◆ **Activity**: Among the entries below, how many lines include the word "name"? Reply with only the number.

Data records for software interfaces
==========

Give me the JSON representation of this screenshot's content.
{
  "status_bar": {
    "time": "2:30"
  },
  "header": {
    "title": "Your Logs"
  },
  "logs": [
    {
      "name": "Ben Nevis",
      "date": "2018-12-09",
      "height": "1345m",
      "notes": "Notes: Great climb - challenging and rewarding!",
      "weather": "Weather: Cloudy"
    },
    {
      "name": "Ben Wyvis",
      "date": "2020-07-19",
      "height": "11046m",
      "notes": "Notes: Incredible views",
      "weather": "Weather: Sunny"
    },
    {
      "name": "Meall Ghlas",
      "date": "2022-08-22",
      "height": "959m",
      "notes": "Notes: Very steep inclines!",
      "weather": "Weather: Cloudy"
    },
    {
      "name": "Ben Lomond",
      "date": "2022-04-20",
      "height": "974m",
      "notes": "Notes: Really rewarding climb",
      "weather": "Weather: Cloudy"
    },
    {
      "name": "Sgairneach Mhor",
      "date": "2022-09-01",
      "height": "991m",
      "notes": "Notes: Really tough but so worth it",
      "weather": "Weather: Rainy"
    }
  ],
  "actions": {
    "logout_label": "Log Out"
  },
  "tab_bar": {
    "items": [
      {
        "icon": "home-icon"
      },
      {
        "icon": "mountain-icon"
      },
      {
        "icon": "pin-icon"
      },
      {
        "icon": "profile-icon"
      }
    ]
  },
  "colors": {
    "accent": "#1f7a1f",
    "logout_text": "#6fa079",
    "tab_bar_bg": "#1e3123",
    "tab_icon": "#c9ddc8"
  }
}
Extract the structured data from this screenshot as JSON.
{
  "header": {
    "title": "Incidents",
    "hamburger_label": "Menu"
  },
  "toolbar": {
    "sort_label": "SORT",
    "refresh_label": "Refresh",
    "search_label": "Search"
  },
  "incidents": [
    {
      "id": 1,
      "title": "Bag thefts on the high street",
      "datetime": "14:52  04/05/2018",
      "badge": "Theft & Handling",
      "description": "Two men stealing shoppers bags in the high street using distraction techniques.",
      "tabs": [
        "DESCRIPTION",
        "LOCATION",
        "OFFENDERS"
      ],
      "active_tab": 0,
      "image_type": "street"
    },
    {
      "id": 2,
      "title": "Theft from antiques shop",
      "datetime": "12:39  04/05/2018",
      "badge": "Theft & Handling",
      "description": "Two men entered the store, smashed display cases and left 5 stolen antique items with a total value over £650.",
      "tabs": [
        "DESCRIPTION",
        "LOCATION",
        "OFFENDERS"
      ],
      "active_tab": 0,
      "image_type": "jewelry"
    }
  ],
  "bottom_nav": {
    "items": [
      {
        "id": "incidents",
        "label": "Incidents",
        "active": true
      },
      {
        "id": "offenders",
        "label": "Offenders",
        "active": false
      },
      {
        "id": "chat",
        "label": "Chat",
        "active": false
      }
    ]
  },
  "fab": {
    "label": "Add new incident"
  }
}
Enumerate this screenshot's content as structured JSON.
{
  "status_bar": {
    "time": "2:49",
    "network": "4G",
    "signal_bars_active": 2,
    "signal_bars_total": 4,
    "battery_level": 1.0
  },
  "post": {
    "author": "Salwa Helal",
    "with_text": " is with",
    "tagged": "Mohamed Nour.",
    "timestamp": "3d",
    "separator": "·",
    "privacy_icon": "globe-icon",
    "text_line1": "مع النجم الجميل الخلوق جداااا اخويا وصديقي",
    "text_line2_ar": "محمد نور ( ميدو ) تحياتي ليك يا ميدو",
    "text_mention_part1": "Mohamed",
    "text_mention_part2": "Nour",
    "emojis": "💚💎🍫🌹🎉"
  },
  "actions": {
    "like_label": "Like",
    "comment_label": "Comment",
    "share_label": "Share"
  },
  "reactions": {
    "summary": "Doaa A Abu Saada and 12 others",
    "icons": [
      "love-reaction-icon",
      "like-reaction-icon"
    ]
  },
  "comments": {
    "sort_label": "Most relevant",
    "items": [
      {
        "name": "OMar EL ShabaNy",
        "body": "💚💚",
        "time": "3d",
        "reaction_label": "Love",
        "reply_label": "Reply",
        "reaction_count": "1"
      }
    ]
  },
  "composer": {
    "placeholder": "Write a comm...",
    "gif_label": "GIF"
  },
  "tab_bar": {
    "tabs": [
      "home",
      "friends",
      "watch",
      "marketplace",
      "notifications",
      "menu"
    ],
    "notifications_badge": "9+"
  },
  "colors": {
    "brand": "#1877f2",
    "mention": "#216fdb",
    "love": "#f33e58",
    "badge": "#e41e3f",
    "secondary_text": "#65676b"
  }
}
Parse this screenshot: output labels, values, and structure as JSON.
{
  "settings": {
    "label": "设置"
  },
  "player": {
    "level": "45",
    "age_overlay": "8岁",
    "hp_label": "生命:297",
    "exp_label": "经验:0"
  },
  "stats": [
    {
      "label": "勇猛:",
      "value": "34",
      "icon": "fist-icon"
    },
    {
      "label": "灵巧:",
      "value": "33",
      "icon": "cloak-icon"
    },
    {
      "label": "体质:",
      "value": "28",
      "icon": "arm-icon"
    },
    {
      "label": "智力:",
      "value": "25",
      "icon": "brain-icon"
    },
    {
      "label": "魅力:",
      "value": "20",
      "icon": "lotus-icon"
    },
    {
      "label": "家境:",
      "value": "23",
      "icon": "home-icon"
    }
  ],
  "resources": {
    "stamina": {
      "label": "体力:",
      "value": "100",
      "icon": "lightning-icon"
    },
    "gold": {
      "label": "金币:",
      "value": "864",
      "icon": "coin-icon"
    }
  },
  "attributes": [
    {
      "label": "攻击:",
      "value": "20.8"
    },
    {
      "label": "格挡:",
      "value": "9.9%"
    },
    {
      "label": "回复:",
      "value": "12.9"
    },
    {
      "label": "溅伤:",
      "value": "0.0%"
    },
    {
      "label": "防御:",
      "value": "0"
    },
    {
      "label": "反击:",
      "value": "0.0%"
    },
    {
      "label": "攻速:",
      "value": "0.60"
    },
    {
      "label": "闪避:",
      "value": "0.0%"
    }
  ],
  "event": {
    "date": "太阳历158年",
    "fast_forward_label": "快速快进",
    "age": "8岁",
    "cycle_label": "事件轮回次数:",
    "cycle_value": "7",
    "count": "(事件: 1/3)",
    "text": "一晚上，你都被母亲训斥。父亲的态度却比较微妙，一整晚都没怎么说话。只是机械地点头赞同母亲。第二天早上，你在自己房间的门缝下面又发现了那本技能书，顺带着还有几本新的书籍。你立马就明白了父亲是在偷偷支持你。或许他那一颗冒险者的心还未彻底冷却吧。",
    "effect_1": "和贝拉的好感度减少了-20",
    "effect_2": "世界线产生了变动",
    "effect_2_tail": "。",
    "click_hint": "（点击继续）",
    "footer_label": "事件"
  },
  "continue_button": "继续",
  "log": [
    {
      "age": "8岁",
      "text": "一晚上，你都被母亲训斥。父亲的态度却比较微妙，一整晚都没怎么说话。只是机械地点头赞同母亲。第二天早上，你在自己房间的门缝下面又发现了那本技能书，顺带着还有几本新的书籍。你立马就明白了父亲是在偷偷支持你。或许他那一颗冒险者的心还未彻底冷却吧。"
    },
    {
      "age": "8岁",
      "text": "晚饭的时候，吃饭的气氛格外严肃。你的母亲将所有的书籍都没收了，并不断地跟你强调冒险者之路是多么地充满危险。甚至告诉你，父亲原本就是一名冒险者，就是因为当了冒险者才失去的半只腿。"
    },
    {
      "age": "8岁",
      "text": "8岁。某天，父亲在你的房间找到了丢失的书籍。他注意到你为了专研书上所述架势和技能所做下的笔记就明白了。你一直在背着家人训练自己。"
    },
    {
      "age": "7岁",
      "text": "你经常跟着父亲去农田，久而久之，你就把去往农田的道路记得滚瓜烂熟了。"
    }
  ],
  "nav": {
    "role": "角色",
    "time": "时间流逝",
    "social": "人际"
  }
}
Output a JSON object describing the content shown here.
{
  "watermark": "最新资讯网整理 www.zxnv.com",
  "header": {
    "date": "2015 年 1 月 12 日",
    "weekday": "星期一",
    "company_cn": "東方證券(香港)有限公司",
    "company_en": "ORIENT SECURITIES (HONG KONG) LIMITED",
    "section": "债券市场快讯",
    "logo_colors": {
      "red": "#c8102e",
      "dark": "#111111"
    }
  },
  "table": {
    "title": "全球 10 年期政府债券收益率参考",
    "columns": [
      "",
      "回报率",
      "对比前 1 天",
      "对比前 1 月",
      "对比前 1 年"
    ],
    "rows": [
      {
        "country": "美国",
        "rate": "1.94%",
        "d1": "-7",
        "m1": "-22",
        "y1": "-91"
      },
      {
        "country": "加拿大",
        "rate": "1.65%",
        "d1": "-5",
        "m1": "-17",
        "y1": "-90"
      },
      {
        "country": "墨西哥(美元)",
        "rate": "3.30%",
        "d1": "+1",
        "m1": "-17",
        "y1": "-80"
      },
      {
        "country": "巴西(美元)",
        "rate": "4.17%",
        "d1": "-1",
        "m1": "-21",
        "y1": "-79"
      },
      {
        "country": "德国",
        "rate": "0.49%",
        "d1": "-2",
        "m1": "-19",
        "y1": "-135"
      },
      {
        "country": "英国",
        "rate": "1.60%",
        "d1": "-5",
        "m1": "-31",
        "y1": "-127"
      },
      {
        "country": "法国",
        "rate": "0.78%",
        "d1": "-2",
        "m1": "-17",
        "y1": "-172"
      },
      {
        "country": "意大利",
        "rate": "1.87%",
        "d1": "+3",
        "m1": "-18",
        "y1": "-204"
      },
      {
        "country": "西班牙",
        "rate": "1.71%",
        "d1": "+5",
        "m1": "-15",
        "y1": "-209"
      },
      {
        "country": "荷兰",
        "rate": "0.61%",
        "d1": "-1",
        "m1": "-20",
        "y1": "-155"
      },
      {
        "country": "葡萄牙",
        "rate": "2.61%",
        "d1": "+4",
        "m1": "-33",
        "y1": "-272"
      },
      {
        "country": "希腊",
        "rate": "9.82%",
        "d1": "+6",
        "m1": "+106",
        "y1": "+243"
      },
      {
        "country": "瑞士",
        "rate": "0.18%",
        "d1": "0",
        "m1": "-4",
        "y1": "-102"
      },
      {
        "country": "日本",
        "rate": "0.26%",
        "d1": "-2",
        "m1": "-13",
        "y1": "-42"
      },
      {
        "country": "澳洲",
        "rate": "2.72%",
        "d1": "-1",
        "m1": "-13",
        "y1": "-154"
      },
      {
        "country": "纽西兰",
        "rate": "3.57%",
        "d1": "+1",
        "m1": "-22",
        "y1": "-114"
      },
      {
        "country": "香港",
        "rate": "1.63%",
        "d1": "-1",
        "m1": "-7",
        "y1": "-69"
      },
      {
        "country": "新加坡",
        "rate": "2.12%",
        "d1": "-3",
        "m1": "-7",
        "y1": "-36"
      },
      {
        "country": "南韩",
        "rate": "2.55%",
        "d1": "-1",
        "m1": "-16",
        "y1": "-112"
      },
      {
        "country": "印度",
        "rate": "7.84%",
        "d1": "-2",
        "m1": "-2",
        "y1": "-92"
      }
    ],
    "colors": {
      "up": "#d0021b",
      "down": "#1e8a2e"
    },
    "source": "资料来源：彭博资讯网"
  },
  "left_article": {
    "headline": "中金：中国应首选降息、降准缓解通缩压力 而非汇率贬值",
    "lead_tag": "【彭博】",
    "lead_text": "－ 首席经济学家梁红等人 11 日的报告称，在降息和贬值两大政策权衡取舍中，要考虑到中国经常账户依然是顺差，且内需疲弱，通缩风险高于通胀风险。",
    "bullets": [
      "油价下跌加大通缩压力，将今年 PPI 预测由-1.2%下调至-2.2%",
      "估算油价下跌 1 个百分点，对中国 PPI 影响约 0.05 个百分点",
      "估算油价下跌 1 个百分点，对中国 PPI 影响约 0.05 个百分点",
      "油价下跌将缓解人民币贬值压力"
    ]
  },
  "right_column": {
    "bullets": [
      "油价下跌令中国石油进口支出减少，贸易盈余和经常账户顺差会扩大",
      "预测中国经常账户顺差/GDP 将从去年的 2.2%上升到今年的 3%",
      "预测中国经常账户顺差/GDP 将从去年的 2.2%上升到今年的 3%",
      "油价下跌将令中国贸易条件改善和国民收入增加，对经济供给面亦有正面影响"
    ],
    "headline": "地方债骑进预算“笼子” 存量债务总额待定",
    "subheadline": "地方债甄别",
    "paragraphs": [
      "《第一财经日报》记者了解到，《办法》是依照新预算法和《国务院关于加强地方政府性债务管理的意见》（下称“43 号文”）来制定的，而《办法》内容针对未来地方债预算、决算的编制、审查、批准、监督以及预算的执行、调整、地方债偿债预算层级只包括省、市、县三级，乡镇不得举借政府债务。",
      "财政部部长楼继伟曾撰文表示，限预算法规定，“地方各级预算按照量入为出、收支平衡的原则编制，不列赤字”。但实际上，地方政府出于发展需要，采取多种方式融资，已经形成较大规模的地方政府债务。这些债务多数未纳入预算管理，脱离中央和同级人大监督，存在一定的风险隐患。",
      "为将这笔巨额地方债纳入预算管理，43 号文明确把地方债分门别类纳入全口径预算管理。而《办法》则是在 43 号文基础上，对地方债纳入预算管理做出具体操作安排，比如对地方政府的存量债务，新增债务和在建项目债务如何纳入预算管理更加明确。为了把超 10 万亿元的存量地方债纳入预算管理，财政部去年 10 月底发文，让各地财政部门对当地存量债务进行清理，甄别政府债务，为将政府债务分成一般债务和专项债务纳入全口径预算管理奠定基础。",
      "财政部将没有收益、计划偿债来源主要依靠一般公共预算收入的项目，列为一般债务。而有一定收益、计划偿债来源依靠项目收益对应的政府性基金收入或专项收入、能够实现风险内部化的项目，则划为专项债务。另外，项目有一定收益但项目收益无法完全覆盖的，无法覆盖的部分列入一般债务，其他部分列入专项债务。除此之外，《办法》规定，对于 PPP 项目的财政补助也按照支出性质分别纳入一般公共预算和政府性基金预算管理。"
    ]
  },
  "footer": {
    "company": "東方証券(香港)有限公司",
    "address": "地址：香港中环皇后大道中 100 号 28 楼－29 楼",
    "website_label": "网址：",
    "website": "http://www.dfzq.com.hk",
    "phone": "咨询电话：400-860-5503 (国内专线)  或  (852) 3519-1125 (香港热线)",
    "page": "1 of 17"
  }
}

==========

◆ **Result below**: 6